 Although some finance professionals are wary of online accounting because their third party data will be held outside their corporate firewall at third party premises, Harbron had no such qualms. ‘Fenchurch is not especially IT literate, but it is internet literate. We are very good at using it to do things,’ he says. ‘I think that the only people who are paranoid about keeping their data on third party servers are people who have never lost data because of problems with a desktop system. After you’ve lived through that, you know that having your data safely stored on a third party server is worth its weight in gold,’ he says. 

Not all finance professionals are quite so sanguine about putting their sensitive financial information in the cloud – even when they are part of the ‘inner circle’ of technology companies that provides the hardware and infrastructure their fellow-technology companies use to provide cloud-based services.

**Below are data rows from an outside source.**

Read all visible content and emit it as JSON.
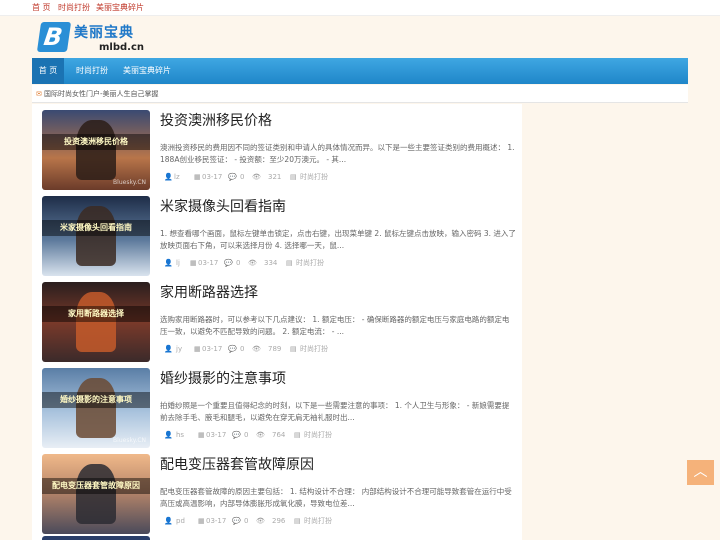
{
  "topbar": {
    "links": [
      "首 页",
      "时尚打扮",
      "美丽宝典碎片"
    ]
  },
  "logo": {
    "letter": "B",
    "cn": "美丽宝典",
    "en": "mlbd.cn"
  },
  "nav": {
    "items": [
      "首 页",
      "时尚打扮",
      "美丽宝典碎片"
    ],
    "active_index": 0
  },
  "breadcrumb": {
    "icon": "mail-icon",
    "text": "国际时尚女性门户-美丽人生自己掌握"
  },
  "colors": {
    "nav": "#2a95d6",
    "accent": "#c0392b",
    "totop": "#f5b27a"
  },
  "posts": [
    {
      "caption": "投资澳洲移民价格",
      "title": "投资澳洲移民价格",
      "excerpt": "澳洲投资移民的费用因不同的签证类别和申请人的具体情况而异。以下是一些主要签证类别的费用概述： 1. 188A创业移民签证： - 投资额：至少20万澳元。 - 其...",
      "author": "lz",
      "date": "03-17",
      "comments": "0",
      "views": "321",
      "category": "时尚打扮"
    },
    {
      "caption": "米家摄像头回看指南",
      "title": "米家摄像头回看指南",
      "excerpt": "1. 想查看哪个画面，鼠标左键单击锁定，点击右键，出现菜单键 2. 鼠标左键点击放映，输入密码 3. 进入了放映页面右下角，可以来选择月份 4. 选择哪一天，鼠...",
      "author": "lj",
      "date": "03-17",
      "comments": "0",
      "views": "334",
      "category": "时尚打扮"
    },
    {
      "caption": "家用断路器选择",
      "title": "家用断路器选择",
      "excerpt": "选购家用断路器时，可以参考以下几点建议： 1. 额定电压： - 确保断路器的额定电压与家庭电路的额定电压一致，以避免不匹配导致的问题。 2. 额定电流： - ...",
      "author": "jy",
      "date": "03-17",
      "comments": "0",
      "views": "789",
      "category": "时尚打扮"
    },
    {
      "caption": "婚纱摄影的注意事项",
      "title": "婚纱摄影的注意事项",
      "excerpt": "拍婚纱照是一个重要且值得纪念的时刻，以下是一些需要注意的事项： 1. 个人卫生与形象： - 新娘需要提前去除手毛、腋毛和腿毛，以避免在穿无肩无袖礼服时出...",
      "author": "hs",
      "date": "03-17",
      "comments": "0",
      "views": "764",
      "category": "时尚打扮"
    },
    {
      "caption": "配电变压器套管故障原因",
      "title": "配电变压器套管故障原因",
      "excerpt": "配电变压器套管故障的原因主要包括： 1. 结构设计不合理： 内部结构设计不合理可能导致套管在运行中受高压或高温影响，内部导体膨胀形成氧化膜，导致电位差...",
      "author": "pd",
      "date": "03-17",
      "comments": "0",
      "views": "296",
      "category": "时尚打扮"
    }
  ],
  "thumb_watermark": "Bluesky.CN",
  "totop": {
    "icon": "chevron-up-icon",
    "glyph": "︿"
  }
}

As the CFO of one such provider comments: ‘We use Salesforce.com [for CRM], Marketo [for marketing], and Workday [for human resources], but pushing our financial data out in the public environment, I don’t think we’re ready for that,’ he says, because he believes that cloud service providers ‘still have some work to do’ on key services that are ‘very sensitive’. 

He isn’t the only FD to dip his toe into the pool of available on demand software offerings with something other than finance, and one of the most popular places to begin is with the CRM and e-business offerings that are needed to support online retail operations. So it was at Nu-Heat, the underfloor heating specialist: ‘We needed a CRM that linked to our website,’ says finance director Ian Jeacock, because the company was expanding, and the bespoke database system it had been using to manage customers, stock and deliveries, could not provide the flexibility or the functionality Nu-Heat needed to support this. 

At this point, Jeacock could have gone for Salesforce.com, but he didn’t. ‘We wanted something that could expand with the company as it grew,’ says the FD, and something that would offer the potential for more extensive use throughout the business, so it opted for an online enterprise resource planning system that could deliver CRM, e-business, and a host of other areas of functionality, without the integration issues that can occur when you try to get multiple software applications (of the on-demand and/or the on-premise variety) to work together. ‘We chose NetSuite for CRM because it is all-encompassing and fully integrated, and not on the basis of what it could do as a finance system,’ recalls Jeacock. 

So, a few years later, when he did decide to explore its potential as a finance system, what did the FD think? ‘I already knew that the search tools and alerts were very straightforward and that the dashboards were good, but the ease of getting information out of the system was unexpected,’ he says, and when Nu-Heat did decide to use NetSuite for finance, it was because it out-performed the existing on-premise system and alternative online options. ‘I looked, and there wasn’t another online system around with the functionality we required,’ recalls Jeacock, adding: ‘There wasn’t another system with the same cost profile over a three or four year term either,’ despite the cumulative costs of the pay-as-you go approach. 

NetSuite has now been in use at Nu-heat for more than five years, and during this time, the underfloor heating company has doubled in size, and the online ERP has grown with it; and making the leap of faith with online accounting has enabled it to make the leap of faith in other parts of the business too. ‘When we first started using NetSuite we didn’t have much of a field presence, but now we have lots of field staff using iPhones,’ adds Jeacock, who’s glad that NetSuite ‘has an app for that’, as this has supported and prompted changes in the way that Nu-Heat operates. ‘We’ve taken the system and run with it,’ says the FD, ‘and done things like remote working much more quickly than we would otherwise have done, or been able to.’